On December 16, 2015, the United States Government in partnership with the Government of Uganda and Gulu district leadership hosted over 300 participants at the first Regional Forum on the State of the Ugandan Child with special focus on challenges faced by children in northern Uganda.
A new E-verification system that will help Ugandan farmers gain more profits by ensuring that the seeds and fertilizer they use are real was launched today at the Serena Hotel in Kampala. With the new E-Tag system, developed by the Uganda National Bureau of Standards (UNBS) to support trade, farmers will scratch a silver panel located on the product to reveal a code and then send that code to the number provided on the scratch panel using their mobile phone to verify the authenticity of the product. Because the mobile call is free, agro dealers selling genuine products are happy to verify the products for their customers.
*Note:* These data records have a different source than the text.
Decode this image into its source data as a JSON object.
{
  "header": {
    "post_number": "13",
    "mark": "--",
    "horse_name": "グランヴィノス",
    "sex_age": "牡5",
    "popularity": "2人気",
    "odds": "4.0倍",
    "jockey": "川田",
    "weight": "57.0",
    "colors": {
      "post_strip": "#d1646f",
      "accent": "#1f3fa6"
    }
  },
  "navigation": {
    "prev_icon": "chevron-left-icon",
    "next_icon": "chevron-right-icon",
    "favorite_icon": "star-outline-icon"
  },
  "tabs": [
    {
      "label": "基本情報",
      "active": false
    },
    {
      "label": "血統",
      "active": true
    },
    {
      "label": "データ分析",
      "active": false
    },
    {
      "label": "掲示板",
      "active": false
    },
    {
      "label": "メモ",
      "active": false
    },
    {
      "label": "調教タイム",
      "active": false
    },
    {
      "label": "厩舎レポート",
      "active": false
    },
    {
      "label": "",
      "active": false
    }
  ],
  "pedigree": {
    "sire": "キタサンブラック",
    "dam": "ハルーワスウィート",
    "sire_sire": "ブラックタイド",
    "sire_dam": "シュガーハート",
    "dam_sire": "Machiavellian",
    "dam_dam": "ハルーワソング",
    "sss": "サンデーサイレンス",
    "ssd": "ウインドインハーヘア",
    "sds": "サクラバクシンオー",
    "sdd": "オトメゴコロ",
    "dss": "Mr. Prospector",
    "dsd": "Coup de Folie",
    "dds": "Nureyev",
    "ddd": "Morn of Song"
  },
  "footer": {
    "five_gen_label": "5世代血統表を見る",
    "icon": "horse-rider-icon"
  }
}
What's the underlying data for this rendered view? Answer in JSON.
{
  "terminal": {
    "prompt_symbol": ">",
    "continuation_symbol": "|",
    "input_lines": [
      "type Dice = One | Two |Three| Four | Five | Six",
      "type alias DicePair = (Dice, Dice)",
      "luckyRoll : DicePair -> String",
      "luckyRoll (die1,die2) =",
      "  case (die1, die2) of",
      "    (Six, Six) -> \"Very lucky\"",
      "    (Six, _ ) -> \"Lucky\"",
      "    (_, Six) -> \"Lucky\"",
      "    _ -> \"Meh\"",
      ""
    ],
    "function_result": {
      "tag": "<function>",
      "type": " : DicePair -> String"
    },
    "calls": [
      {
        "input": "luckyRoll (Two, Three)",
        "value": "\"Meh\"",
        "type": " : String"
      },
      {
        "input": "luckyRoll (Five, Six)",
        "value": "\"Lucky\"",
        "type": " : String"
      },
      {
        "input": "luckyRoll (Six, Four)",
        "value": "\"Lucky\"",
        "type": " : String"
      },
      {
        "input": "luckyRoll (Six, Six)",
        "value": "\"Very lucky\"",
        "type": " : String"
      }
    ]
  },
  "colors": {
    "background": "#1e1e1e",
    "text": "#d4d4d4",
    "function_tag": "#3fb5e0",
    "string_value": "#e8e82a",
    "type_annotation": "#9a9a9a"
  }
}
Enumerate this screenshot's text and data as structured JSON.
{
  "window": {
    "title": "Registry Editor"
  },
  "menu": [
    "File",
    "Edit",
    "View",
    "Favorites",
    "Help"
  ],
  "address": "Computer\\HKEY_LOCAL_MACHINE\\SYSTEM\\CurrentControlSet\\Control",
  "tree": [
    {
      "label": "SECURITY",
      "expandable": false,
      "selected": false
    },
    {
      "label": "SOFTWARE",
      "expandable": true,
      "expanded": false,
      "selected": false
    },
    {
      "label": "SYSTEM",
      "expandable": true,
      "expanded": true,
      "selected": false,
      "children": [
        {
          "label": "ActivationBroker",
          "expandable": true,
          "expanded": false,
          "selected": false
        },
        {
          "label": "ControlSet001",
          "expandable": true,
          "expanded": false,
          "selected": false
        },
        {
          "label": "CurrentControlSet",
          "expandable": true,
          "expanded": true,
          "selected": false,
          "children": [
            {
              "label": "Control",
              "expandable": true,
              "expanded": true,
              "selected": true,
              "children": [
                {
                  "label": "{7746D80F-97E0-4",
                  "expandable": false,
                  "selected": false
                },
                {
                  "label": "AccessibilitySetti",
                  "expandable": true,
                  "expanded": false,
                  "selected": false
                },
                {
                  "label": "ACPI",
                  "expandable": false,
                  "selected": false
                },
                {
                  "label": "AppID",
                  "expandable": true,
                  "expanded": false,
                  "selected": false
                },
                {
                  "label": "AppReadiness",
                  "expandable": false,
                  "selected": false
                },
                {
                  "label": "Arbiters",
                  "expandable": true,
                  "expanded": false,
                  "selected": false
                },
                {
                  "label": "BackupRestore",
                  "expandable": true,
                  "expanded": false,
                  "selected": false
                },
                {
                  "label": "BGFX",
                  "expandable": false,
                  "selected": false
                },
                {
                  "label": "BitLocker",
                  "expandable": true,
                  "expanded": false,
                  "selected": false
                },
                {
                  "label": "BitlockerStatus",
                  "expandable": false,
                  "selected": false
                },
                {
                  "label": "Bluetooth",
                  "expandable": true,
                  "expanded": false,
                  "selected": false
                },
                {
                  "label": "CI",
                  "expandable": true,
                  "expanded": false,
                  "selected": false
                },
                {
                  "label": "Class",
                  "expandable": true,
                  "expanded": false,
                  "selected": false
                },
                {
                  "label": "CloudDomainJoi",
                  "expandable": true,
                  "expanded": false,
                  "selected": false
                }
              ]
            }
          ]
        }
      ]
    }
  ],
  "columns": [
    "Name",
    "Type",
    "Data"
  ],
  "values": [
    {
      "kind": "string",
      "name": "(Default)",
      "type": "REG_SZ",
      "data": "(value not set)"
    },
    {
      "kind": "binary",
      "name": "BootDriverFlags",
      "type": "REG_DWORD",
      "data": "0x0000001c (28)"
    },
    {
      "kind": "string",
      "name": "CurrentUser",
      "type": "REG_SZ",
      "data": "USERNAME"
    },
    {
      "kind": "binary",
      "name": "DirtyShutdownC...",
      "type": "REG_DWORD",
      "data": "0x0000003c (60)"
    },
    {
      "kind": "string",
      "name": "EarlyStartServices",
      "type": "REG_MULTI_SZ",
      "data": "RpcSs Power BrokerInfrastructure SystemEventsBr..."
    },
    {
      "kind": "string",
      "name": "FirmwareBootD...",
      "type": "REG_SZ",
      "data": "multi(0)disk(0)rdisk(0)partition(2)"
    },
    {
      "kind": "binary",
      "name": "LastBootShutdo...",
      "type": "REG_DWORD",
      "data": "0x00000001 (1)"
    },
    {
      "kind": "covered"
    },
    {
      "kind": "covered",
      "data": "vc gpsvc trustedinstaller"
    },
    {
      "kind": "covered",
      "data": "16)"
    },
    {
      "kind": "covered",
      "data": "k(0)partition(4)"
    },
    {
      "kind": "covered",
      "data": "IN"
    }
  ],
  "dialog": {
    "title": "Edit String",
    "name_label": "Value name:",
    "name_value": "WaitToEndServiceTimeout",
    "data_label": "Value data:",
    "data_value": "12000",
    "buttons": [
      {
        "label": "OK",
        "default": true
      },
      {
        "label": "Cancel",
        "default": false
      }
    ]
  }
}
Uganda is in the midst of a demographic tsunami with its population doubling every 16 years. Uganda’s systems must be transformed to rapidly increase agricultural productivity, curb accelerating environmental degradation, alleviate the burden of communicable diseases, and educate and train a more and increasingly younger population of Ugandans that need to be both more productive and more involved as citizens. The rapidly growing population exacerbates high levels of youth unemployment and amplifies pressures on social, natural and other resources. Inadequately addressed, these issues will lead to a growing number of marginalized Ugandans without access to public or other services; lacking resilience to shocks and stresses; and held back from their progress; and, thus, unable to realize their individual or collective potential.
Last updated: March 08, 2017